▸ **TASK PROMPT**:
Scan the records for "passante". Report each line that includes it.

(Website and app data records)
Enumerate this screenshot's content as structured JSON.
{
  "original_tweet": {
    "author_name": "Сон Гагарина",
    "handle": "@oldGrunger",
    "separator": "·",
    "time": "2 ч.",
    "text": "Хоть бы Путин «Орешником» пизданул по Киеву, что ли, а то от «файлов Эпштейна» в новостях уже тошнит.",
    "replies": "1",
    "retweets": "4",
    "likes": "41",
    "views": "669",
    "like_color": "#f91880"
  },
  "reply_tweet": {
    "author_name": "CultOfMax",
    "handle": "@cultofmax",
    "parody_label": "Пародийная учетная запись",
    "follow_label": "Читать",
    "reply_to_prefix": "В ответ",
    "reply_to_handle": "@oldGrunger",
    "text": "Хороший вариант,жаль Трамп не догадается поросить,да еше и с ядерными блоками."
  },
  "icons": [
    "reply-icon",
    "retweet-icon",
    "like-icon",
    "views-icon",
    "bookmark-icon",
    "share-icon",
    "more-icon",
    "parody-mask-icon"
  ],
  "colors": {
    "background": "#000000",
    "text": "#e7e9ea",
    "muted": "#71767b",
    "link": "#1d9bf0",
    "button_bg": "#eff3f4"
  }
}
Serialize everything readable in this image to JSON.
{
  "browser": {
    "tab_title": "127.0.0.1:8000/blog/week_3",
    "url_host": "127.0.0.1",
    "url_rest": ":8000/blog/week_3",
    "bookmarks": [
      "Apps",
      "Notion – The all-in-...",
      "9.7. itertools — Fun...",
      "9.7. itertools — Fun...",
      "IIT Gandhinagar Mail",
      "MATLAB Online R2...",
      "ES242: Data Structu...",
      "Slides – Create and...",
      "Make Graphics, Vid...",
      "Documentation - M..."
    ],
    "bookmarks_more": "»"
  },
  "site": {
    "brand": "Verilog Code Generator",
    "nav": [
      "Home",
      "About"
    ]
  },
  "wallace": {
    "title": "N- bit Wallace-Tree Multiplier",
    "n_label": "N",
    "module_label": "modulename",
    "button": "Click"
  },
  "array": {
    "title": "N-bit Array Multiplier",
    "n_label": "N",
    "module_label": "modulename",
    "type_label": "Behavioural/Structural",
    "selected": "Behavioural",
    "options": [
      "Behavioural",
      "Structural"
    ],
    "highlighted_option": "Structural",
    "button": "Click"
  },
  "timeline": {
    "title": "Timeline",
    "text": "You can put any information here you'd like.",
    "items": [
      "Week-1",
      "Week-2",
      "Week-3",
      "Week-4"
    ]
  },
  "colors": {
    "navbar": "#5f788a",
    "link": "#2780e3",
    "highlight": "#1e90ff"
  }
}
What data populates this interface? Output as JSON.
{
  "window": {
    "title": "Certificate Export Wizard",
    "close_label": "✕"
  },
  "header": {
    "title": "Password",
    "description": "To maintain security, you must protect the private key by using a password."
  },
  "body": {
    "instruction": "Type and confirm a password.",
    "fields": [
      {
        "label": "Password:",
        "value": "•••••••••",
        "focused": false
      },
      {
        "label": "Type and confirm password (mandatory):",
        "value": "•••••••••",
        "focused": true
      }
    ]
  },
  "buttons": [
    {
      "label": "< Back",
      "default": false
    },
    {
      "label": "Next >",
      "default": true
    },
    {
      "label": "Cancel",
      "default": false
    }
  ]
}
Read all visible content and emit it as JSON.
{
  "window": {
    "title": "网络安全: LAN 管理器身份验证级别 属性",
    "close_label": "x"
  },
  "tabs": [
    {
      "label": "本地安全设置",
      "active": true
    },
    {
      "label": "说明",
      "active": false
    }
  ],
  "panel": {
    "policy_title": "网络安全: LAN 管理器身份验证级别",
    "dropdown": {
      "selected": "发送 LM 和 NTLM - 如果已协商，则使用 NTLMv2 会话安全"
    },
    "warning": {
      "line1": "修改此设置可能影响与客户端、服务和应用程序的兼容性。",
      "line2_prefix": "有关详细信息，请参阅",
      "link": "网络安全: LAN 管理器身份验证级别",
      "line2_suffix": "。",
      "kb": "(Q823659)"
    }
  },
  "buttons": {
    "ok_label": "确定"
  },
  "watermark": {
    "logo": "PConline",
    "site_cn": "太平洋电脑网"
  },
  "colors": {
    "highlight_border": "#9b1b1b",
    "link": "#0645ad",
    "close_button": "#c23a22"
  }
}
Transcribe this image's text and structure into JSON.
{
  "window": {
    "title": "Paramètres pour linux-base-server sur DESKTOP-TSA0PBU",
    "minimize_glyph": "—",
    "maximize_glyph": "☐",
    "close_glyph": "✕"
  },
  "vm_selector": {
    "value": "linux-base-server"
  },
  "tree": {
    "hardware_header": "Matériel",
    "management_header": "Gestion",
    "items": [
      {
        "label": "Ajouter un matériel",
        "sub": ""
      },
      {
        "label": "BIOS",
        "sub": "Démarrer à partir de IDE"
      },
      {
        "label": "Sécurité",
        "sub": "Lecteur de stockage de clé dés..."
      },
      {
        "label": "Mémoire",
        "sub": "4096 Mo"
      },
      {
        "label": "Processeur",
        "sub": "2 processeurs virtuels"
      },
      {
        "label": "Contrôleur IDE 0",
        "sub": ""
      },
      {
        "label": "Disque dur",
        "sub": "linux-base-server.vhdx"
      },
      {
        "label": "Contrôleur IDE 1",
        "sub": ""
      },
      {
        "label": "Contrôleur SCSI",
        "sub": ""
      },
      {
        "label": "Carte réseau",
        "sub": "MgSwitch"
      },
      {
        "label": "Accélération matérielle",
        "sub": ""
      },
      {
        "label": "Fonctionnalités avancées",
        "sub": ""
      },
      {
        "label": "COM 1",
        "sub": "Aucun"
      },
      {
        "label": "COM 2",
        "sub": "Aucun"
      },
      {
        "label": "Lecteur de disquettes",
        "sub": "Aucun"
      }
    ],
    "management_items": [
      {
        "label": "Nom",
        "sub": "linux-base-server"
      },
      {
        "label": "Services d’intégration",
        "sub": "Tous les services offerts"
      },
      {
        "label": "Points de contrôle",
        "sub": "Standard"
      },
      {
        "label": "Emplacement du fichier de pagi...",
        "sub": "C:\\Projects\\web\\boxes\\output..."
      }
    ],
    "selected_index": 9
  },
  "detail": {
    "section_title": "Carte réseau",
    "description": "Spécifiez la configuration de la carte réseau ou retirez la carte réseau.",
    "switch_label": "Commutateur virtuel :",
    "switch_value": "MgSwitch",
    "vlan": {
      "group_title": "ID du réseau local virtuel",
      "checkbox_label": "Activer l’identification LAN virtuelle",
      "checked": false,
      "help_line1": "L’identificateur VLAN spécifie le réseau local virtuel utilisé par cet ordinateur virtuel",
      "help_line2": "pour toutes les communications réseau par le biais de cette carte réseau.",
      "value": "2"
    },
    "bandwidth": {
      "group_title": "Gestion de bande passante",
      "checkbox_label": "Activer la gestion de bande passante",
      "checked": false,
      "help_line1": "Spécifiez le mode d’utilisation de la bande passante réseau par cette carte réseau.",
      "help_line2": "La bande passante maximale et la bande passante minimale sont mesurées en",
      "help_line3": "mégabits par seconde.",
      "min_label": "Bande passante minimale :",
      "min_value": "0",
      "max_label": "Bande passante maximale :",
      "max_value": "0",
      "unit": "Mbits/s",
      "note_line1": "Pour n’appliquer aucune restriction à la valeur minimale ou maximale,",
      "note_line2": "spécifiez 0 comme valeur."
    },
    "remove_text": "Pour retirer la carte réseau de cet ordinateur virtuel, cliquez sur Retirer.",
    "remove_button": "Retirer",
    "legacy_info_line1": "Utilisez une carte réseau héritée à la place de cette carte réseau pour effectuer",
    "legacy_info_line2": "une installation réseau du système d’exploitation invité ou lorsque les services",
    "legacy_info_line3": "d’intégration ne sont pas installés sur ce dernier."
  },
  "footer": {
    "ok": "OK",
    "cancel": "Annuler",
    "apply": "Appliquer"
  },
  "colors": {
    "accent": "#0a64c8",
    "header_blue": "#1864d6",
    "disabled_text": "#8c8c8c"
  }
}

▸ **RESPONSE TO THIS TASK**:
      "group_title": "Gestion de bande passante",
      "checkbox_label": "Activer la gestion de bande passante",
      "help_line1": "Spécifiez le mode d’utilisation de la bande passante réseau par cette carte réseau.",
      "help_line2": "La bande passante maximale et la bande passante minimale sont mesurées en",
      "min_label": "Bande passante minimale :",
      "max_label": "Bande passante maximale :",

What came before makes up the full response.